- _WORKING DATA_:
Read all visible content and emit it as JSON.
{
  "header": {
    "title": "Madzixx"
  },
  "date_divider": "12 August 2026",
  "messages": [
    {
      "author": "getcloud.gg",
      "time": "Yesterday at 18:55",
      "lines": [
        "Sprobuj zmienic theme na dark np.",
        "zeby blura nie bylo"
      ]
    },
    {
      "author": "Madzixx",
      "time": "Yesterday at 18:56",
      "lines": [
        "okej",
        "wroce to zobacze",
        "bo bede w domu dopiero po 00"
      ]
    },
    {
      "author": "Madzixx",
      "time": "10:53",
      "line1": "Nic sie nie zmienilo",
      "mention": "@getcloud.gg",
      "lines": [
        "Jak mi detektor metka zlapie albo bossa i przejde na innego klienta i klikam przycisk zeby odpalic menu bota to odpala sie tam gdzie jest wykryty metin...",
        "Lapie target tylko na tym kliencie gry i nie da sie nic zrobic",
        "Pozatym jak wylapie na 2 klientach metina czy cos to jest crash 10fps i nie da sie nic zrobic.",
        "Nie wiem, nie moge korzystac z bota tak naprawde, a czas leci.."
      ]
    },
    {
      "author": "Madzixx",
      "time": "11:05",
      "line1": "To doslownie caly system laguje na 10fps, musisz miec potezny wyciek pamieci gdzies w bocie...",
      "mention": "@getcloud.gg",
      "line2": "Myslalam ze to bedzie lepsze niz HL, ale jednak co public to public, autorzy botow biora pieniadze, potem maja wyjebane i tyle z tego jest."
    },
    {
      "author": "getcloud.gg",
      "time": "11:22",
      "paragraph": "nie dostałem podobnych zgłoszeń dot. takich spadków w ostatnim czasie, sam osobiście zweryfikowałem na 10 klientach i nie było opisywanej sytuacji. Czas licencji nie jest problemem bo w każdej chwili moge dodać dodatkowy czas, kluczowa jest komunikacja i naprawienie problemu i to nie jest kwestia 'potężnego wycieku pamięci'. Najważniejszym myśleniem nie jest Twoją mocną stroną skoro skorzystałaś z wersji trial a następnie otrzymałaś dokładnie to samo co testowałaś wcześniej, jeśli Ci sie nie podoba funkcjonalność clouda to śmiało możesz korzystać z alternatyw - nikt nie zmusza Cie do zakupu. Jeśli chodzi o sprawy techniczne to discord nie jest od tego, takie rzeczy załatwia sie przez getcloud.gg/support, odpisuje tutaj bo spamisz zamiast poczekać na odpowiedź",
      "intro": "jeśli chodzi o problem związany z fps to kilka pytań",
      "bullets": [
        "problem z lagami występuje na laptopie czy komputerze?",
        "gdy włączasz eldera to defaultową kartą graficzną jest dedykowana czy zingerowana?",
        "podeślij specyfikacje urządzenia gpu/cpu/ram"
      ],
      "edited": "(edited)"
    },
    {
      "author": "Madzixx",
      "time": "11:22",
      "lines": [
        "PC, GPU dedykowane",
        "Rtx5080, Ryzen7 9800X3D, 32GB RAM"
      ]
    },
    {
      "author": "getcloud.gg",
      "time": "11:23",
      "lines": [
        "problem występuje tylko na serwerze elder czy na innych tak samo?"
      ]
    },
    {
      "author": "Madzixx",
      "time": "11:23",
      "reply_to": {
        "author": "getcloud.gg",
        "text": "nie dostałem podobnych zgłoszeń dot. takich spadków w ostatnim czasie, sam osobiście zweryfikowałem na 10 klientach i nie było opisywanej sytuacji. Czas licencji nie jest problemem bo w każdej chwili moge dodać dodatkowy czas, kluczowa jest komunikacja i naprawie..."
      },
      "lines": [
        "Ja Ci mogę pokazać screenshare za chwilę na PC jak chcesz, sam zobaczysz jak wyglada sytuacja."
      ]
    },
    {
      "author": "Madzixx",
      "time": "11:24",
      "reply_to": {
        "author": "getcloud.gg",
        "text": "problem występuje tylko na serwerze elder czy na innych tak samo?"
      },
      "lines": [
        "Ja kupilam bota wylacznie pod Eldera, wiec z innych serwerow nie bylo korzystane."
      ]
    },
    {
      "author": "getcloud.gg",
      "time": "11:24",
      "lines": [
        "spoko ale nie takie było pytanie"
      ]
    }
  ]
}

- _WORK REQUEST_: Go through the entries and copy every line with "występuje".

- _EXERCISE ANSWER_:
        "problem z lagami występuje na laptopie czy komputerze?",
        "problem występuje tylko na serwerze elder czy na innych tak samo?"
        "text": "problem występuje tylko na serwerze elder czy na innych tak samo?"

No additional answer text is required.